"For example, cybersecurity managers are needed for strategic leadership, to manage the risk analysis process, educate the workforce, and develop programs," Hewitt says. "Security architects and engineers will design solutions and implement new technology. Other security professionals operate the technical systems, manage vendors, and monitor results. Each of the above professionals requires different training, certifications, skills, and experience."
Hamilton says the cybersecurity/IT department should report directly to the CEO or CIO. "The head of the body, be it public or private, is the face of the organization, so they're directly affected by breaches of security or privacy, certainly by any kind of cyberattack, and they're accountable internally and to the communities they serve," she says. "If you're resourced appropriately to have privacy and security by design, the number of full-time employees [devoted to that function] should reflect the size and complexity of the organization and the types of information they manage."
Hamilton recommends hospitals direct their recruiting efforts at professional organizations such as the International Association of Privacy Professionals. By doing so, organizations will increase their chances of uncovering qualified candidates with the ability and expertise to hit the ground running, she says.
Hewitt says periodic reviews are valuable for providing midcourse corrections, filling specific skill gaps in recruiting, and augmenting staff.
"Hospitals must plan to [design] and then implement a solid security management program blending advance technology, trained staff, mature processes, and executive support," Hewitt says. "This takes specialized talent. The challenge is that this type of talent is expensive and may not be interested in operating the program once deployed."
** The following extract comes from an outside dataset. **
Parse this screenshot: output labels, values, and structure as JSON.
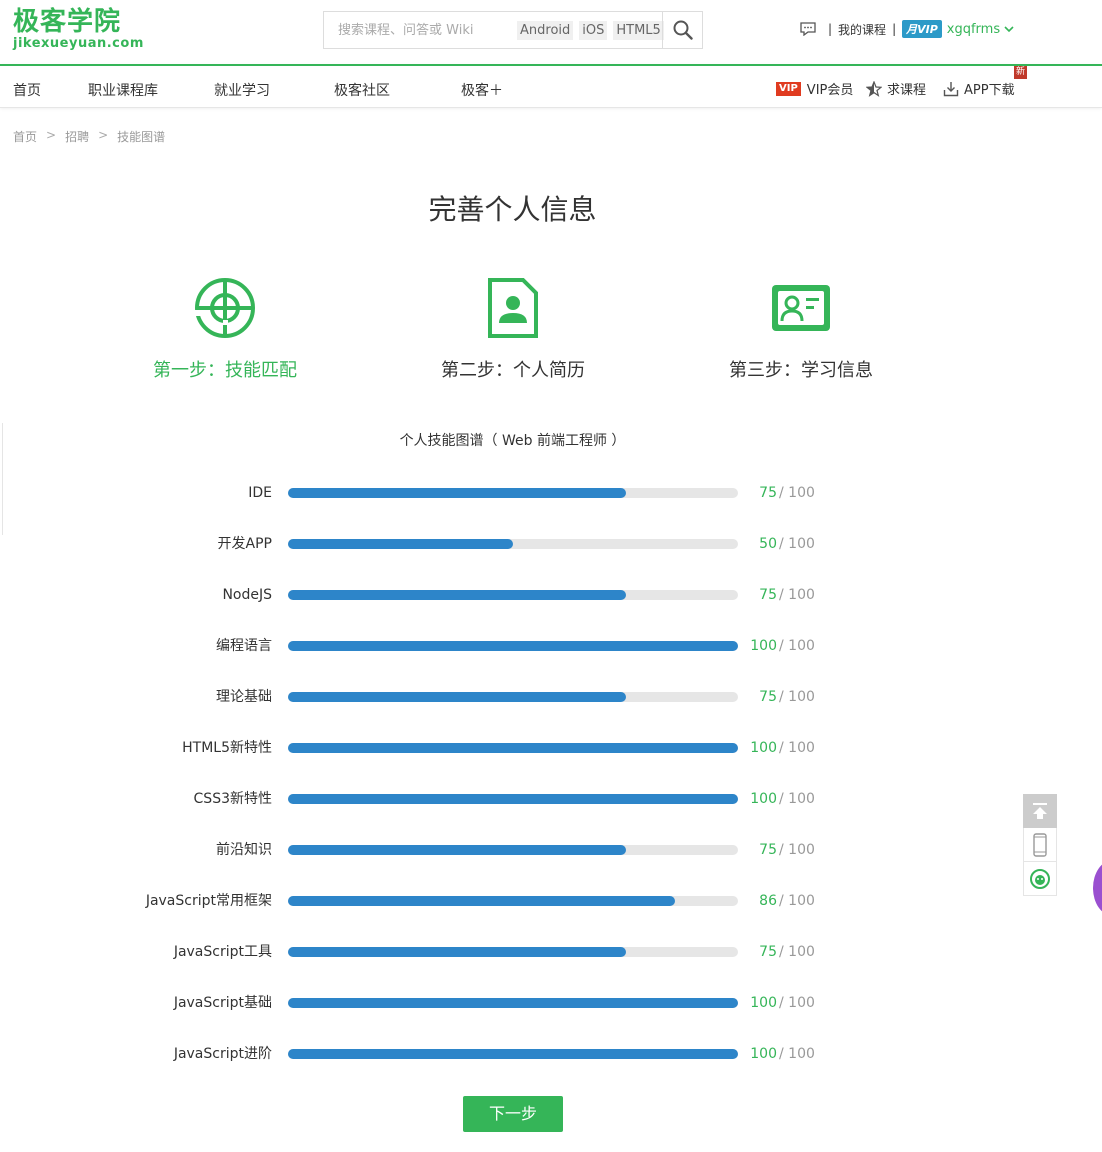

For those facilities unable to overcome the challenges associated with staffing shortages and acquiring and retaining talent, managed security service providers are becoming a popular option, Temske says. "Going this route has the added benefit of reducing challenges such as vacation coverage, staff turnover, training, and certification," he says. "Clearly, some technology will still be required to protect sensitive data, but there are more flexible options that include managed security services as an integral part of the solution coming to market."
"Health care executives may want to consider outsourcing the security program development, implementation of technology, and processes—even skilled resources—and then use local resources to operate the system," Hewitt says.
— Maura Keller is a Minneapolis-based writer and editor.